=== Section Start ===
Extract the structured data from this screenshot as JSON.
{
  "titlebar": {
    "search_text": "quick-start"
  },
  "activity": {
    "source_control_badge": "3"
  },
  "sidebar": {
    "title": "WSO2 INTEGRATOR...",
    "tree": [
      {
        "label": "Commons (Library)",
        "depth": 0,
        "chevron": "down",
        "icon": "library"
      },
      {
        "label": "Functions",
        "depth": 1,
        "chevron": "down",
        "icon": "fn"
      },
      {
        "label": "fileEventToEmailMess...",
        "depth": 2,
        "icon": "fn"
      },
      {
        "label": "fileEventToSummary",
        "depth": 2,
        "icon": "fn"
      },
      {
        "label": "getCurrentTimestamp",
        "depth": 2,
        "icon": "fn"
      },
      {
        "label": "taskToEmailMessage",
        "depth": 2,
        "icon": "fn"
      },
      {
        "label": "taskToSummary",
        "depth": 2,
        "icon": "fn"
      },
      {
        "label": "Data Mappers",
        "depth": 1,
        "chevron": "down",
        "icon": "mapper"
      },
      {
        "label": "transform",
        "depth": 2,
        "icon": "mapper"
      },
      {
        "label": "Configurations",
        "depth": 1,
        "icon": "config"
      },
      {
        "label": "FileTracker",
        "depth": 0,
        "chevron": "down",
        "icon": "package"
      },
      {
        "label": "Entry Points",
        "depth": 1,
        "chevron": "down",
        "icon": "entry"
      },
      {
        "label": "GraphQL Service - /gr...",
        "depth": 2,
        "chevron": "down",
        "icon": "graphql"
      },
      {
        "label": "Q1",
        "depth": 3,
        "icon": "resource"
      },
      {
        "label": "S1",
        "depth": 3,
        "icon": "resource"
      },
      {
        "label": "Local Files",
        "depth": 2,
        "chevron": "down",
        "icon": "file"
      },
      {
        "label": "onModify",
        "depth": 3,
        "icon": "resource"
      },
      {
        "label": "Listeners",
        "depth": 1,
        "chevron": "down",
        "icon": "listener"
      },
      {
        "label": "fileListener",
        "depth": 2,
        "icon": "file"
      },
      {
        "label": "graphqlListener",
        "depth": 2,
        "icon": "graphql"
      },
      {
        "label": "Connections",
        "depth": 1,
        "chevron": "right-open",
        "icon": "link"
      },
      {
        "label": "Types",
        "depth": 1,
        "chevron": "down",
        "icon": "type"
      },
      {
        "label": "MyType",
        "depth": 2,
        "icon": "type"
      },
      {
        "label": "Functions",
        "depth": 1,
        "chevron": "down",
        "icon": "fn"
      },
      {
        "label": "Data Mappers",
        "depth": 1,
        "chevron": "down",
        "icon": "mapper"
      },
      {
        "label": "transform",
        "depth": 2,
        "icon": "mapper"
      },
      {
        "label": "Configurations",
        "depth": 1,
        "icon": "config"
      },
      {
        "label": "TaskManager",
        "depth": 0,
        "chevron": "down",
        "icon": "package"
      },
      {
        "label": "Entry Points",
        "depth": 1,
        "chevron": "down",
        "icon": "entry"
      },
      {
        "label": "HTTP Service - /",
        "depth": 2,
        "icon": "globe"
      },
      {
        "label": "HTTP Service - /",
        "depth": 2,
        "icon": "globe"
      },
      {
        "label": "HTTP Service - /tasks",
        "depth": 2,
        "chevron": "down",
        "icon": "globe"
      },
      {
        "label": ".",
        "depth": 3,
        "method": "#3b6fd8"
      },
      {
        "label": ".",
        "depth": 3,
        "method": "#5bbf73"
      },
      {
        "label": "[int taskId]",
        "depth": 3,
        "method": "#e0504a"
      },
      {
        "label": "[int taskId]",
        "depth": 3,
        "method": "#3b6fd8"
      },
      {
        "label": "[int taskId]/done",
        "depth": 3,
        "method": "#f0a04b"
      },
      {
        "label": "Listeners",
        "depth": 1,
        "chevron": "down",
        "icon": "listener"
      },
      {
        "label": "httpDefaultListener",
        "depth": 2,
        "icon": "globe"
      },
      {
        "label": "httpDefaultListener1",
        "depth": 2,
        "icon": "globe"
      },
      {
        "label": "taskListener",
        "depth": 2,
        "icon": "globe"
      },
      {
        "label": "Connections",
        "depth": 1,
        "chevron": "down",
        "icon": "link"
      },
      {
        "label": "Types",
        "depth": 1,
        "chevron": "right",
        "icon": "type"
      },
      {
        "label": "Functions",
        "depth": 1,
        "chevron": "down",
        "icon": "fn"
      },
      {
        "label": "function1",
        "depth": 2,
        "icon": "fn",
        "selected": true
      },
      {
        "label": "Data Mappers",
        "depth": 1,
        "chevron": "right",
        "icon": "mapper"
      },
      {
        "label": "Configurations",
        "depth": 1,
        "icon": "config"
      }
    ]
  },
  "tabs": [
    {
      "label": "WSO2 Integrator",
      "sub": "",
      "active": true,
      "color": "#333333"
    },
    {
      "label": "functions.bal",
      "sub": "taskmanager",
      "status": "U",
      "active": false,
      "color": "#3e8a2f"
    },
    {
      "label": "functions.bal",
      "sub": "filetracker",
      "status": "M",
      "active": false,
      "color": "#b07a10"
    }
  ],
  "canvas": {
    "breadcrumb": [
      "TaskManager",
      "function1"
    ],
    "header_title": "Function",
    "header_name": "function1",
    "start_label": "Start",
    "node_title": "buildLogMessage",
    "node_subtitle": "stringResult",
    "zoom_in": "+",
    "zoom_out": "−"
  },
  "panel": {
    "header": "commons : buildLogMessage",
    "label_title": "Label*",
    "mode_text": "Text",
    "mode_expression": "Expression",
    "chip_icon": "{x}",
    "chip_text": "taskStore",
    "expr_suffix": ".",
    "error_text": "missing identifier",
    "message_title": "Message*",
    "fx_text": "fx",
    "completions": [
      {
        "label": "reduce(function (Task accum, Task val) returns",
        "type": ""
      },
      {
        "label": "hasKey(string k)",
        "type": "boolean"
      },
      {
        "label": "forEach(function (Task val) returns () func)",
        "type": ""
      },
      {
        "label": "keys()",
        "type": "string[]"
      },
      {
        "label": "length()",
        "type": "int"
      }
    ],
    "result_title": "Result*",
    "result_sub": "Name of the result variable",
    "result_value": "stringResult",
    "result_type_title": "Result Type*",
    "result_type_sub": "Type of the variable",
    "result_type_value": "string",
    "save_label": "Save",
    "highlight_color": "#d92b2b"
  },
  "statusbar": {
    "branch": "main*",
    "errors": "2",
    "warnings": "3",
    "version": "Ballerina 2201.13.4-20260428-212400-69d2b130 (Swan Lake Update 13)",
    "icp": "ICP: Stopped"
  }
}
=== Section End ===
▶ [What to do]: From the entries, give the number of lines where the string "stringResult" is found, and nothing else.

▶ [Response to the task]: 2